The bill has been debated intensely, within the government and also among activists and organisations. When the bill was being drawn up, the ministry of external affairs said the law should address trafficking of persons within India as well as overseas.

The women and child development ministry (WCD), which is piloting the bill, had countered, saying the bill already covered the movement of trafficked person from one place to another within the country and also overseas.

Activists and non-government organisations such as Lawyers Collective have criticised the proposed law, saying it has nothing new to offer and all its provisions are already covered under existing laws. The new law will only end up “complicating the legal framework and its enforcement”.

The government says because the laws dealing with trafficking were not consolidated, the issue could not be tackled effectively. Hence, the need for a comprehensive standalone law.

Activists have also said no substantial research has gone into the bill, an argument rejected by the WCD ministry.

Lawyers’ Collective has pointed out that the provision to charge a person who encourages another person to “migrate illegally into India or Indians to some other country” with aggravated form of trafficking punishable with 10-year imprisonment could have serious implications for cross-border movement of people, including refugees.

The WCD ministry has said the argument does not hold.

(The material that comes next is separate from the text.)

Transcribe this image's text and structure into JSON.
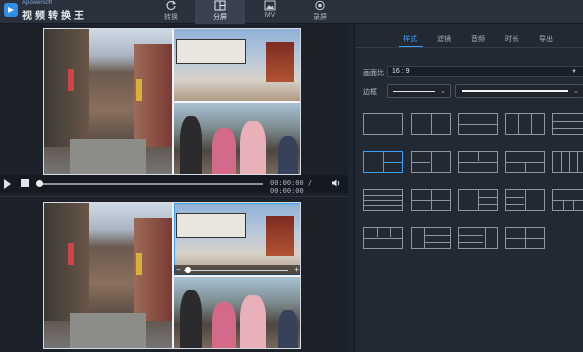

SLEUTHS OF SHASHSTRA SEEMA BAL MANNING INDO-NEPAL BORDER IN UTTAR PRADESH

Sleuths of Shashstra Seema Bal (SSB) manning Indo-Nepal border in Uttar Pradesh, Bihar and West Bengal, intercepted four members of a gang engaged in human trafficking and rescued 18 Nepalese children from their custody late on Sunday night. The victims were later handed over to local Non-Government Organisation in Bahraich, who would ensure their return to their families in Nepal.

The accused were handed over to Rupaideeha police for quizzing to extract information about other children who might have been already trafficked to different parts of the country.

Giving details of the breakthrough to media persons in Bahraich on Monday, Deputy Commandant of SSB, Jai Prakash revealed that a team was patrolling the Indo-Nepal border on Sundaynight when they learnt about some children being trafficked to India from Nepal by a gang.

An alert was soon sounded along Indo-Nepal border in Rupaideeha, and the SSB team spotted four suspicious persons carrying 18 children between 12 and 14 years, entering into Indian territory. All four accused were immediately taken into custody.

The SSB official said that the accused were taken to a police station where they identified themsleves as Kamal Gautam, Surat Singh, Sant Bahadur and Ahmad Hussain. During sustained grilled, the accused confessed to trafficking the children from Nepal. They also revealed that they were taking a dozen of them to Shimla while the remaining six were to be taken to Mumbai.